In this read-alike for Charlotte’s Web––perfect for vegetarians, animal lovers, and kids with a penchant for soft-hearted stories––Audrey the Charolais decides to escape her fate as a meat cow, enlisting the help of a host of farm and forest animals along the way.
Writers will be intrigued by the non-traditional narrative style. Audrey (cow) is told through transcripts of interviews with the animals and humans Audrey encounters throughout her journey. The novel has the feel of a documentary and the sweetness of a picture book.
Let’s dive in to Audrey (cow). Here are three things the book can teach us about writing kidlit.
1. Small journeys can be epic, too.
Audrey’s escape takes place in a physically small world. For much of the book, we’re on a farm, or in a small section of forest. But as in Charlotte’s Web, the stakes are high: Audrey knows that a trip to “Abbott’s War”––the animals’ humorous misinterpretation of “abattoir”––will mean the end of her life. When she pulls off the first part of her escape, suddenly a little clearing in the forest feels like the big, wild world. We’re experiencing reality as Audrey does. Just finding a small meadow to graze in is an absolute victory, and a joy.
2. Narrative novelty reaps rewards––and risks.
The eccentric voices telling this story––from a lonely but noble skunk, to an egocentric rooster, to a naive, enthusiastic young deer––add so much to Audrey’s tale. The narrative style brings us closer to a variety of characters, offers a big dose of humor, and creates a patchwork of dramatic irony that Bar-el couldn’t offer us with a more traditional point of view.
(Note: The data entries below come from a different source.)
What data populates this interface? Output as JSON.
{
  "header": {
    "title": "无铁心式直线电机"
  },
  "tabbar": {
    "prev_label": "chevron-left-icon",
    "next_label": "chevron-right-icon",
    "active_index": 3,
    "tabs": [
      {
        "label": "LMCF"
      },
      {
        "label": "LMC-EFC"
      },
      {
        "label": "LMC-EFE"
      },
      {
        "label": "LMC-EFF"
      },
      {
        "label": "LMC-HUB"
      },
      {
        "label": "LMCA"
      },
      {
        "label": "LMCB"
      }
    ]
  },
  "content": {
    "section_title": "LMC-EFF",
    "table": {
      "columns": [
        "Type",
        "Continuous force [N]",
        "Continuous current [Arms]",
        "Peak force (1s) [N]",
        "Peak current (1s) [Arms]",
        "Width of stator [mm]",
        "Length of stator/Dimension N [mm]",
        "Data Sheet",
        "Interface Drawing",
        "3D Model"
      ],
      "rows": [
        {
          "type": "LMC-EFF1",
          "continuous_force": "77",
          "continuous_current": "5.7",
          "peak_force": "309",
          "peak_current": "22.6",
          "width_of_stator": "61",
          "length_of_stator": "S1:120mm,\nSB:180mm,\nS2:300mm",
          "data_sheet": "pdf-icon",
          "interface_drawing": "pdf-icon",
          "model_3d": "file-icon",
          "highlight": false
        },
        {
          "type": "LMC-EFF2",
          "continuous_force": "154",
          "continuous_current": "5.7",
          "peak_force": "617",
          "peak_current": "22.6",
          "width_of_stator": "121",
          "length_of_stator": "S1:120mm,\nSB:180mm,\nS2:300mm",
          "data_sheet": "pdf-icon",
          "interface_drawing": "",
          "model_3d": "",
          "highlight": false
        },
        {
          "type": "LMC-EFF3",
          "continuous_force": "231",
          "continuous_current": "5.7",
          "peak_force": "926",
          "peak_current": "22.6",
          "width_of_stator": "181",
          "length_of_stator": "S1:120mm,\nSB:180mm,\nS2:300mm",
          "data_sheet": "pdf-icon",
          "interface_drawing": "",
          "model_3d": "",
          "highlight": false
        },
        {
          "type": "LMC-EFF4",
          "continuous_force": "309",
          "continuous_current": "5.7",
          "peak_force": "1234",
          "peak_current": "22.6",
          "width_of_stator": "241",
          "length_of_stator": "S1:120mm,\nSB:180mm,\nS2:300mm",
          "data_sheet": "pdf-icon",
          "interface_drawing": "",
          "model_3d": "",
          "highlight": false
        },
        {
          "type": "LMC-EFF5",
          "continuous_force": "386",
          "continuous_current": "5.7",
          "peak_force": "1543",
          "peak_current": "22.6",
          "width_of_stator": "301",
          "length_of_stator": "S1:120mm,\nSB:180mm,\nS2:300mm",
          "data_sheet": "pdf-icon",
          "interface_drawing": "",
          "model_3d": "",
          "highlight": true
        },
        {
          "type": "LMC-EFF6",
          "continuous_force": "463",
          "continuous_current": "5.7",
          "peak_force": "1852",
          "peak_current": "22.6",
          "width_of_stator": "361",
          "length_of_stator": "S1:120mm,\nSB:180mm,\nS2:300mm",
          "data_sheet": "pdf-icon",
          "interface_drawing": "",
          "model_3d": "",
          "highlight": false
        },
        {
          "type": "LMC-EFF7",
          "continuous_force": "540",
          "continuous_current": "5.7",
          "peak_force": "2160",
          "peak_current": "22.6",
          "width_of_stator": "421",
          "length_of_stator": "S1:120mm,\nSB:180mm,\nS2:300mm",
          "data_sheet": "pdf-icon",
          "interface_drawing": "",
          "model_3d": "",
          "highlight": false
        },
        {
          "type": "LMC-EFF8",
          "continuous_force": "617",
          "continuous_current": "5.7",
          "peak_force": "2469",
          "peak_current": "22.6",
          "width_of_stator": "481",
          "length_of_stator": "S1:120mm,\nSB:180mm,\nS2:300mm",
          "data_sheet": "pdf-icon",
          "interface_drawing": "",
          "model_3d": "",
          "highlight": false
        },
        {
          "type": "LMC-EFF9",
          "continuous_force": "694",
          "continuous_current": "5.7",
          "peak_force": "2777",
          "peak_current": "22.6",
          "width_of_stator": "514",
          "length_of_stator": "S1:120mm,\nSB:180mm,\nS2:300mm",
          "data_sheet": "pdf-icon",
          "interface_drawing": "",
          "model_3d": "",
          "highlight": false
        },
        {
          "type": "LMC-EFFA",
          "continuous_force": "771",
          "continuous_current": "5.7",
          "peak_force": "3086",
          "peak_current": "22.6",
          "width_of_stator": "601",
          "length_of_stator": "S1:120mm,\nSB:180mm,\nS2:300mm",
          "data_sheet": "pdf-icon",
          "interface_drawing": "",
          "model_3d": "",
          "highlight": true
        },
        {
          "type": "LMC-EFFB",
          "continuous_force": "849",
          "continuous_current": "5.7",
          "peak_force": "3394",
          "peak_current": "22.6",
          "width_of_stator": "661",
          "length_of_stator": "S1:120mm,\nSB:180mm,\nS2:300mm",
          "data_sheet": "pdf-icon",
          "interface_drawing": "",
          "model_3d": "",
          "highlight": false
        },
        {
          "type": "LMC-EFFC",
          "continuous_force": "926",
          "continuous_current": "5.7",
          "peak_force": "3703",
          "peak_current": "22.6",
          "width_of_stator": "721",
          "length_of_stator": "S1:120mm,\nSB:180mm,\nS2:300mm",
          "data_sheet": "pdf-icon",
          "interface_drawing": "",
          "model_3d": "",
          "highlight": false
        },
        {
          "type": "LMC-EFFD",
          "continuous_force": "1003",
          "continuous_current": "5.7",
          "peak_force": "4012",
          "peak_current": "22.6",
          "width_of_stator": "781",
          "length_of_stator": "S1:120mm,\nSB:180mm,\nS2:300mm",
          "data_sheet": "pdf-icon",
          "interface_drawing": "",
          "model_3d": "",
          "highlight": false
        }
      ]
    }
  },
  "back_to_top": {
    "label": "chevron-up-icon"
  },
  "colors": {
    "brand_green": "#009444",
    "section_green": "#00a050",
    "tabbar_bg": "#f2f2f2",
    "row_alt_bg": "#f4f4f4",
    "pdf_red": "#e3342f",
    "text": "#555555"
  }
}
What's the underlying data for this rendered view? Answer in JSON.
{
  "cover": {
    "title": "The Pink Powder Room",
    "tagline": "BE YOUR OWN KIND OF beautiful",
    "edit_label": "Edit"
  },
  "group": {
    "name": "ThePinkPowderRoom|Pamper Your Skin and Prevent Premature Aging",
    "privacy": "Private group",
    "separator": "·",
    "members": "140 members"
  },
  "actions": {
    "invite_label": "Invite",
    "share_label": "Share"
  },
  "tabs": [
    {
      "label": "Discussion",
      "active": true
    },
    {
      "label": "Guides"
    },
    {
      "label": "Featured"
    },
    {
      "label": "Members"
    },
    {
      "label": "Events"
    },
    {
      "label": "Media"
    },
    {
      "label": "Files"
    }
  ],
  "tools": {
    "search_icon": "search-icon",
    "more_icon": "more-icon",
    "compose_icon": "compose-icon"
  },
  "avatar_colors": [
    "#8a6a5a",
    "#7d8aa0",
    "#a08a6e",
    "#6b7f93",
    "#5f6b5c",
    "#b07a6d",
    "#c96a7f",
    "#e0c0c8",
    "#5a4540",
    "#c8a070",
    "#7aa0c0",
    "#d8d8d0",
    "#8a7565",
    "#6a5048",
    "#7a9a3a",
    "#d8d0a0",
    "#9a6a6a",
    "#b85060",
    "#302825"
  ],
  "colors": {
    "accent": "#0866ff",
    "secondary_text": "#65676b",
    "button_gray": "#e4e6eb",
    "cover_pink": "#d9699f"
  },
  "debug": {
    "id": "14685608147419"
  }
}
Yet this offbeat POV also has its drawbacks. It’s clear that Bar-el is a master at crafting different voices for each of his animal and human characters, and it’s fun to watch him at work. Still, this voice overload can prove distracting. It was much more difficult for me to get into the rhythm of the story while navigating the switches in perspective and tone, sometimes even multiple times on one page. It wasn’t until halfway through the book that I got into the “swing” I normally feel within a few chapters.
Even so, by the end, I was sold. Bar-el and his chatty cast of characters won me over––though I was left wondering if we needed so many different voices to achieve this effect.
Important note: A teacher, parent, or librarian with serious read-aloud talent would have a field day with Audrey (cow). If you’ve got a gift for funny voices and a kid to read to, go out and buy this book NOW.
3. Kids get the deep stuff.
There’s a lot going on in Audrey’s story: death, grief, fear, loneliness, friendship, moral quandaries. Bar-el doesn’t shy away from lush descriptive language and a poetic, often philosophical timbre. Audrey is a dreamer, and he tells the story accordingly. He also adds a layer of humor that may appeal more to adults than children: the rooster refers to himself as a deus ex machina, and sheep who have come to Audrey’s aid stop abruptly because they haven’t reached consensus on some details of their plan. By jumping into the deep end with some pretty advanced themes, Bar-el shows his respect for his kid readers, and wins their confidence in return.
Tatjana Mai-Wyss’s gorgeous illustrations add visual interest and some important cues for emerging readers. And Bar-el’s high-powered, philosophical prose provides something we can all ponder as we relish Audrey’s sweet tale.
Want to chat about Audrey (cow)? Find me on Twitter @beckererine.